When the army needs to hold drills with live fire, the Bedouin of the Jordan Valley have to vacate their tent encampments.
“Amjed Zahweh is 10 days old. Last week, Civil Administration inspectors demolished his family’s tent in the Jordan Valley. Now he’s lying in his iron crib, covered with a blanket and rags in the stifling heat. His family sprawls on the ground near him in the tent that was destroyed but was rebuilt again this week. With them are dozens of families that live without running water, without electricity, without minimal sanitary conditions. Across from their encampment are verdant settlements.
We have visited here dozens of times in recent years. This time we heard that the Civil Administration had apprised some 40 families in the northern part of the valley that they had a few hours to vacate their homes and encampments for a period of 24 hours, because of a live-fire drill by the Israel Defense Forces. The announcement came practically without warning, and none of the families was offered an alternative dwelling.
In the Jordan Valley, which a majority of Israelis do not consider to be occupied land per se, there actually aren’t any fanatical settlers with long earlocks.
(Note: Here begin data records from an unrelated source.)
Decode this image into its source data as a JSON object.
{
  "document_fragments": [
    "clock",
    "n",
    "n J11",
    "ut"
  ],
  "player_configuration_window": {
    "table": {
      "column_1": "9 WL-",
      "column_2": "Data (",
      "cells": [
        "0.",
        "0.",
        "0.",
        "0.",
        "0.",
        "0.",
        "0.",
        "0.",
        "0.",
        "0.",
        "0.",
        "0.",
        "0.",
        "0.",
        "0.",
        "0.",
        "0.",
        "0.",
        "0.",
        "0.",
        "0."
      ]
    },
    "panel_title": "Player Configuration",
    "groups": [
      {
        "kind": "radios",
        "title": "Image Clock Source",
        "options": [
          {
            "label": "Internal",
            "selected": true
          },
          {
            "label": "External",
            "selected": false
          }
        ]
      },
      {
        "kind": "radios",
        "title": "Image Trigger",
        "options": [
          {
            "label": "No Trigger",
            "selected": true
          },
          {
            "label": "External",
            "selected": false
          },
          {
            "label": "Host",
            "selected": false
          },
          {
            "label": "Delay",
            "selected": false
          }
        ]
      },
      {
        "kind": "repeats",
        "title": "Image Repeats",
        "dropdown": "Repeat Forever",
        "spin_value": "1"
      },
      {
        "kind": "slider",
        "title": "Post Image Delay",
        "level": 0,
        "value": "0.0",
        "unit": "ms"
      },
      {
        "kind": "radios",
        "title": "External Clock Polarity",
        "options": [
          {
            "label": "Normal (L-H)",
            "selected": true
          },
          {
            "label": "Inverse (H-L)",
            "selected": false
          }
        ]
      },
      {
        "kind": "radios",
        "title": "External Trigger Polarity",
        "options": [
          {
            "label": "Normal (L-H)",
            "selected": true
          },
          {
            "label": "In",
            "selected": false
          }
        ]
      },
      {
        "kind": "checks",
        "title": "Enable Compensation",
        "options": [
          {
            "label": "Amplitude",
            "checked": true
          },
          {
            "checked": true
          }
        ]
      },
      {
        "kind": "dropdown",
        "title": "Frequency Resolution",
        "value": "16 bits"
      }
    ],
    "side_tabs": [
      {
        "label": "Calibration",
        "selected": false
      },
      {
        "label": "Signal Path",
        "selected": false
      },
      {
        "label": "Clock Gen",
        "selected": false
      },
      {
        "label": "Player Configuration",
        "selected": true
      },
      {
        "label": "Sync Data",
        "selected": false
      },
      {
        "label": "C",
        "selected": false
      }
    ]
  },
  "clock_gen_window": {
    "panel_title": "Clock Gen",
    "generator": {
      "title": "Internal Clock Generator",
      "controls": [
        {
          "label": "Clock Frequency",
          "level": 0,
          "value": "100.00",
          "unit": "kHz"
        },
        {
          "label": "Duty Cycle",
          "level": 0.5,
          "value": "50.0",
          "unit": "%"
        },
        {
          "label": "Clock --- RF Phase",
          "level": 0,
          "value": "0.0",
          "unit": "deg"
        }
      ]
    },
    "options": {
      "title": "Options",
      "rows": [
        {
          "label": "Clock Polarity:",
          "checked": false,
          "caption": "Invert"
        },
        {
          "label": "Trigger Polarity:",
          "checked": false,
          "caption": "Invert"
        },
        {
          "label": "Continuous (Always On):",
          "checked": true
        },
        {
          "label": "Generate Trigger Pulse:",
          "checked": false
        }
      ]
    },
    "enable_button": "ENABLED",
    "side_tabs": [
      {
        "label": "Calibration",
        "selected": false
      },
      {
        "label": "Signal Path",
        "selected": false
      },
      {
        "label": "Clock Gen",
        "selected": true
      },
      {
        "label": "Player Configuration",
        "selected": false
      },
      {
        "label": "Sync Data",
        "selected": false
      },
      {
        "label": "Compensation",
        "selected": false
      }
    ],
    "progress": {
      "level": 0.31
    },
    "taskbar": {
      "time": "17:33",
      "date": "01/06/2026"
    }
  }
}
Here we are dealing with moshavniks. From their zooming cars they can see a barrier of dirt dozens of kilometers long that Israel built in recent years, to imprison the Palestinian occupants of Ain al-Hilweh, thus preventing them from being able to reach the road easily. “Good” Israelis – who rush to volunteer for relief and rescue delegations dispatched to the four corners of the earth – do not come here in response to the humanitarian disaster that is taking place just an hour-and-a-half’s drive from Tel Aviv and about an hour from Jerusalem.
Only a handful of Israeli women, those from the Machsom Watch organization, are still coming here, to provide some humanitarian aid and to try bring this locally made disaster to the knowledge of Israelis and the world.[…]”
– – – – – – – – – – – – – – – – – –
Full article here: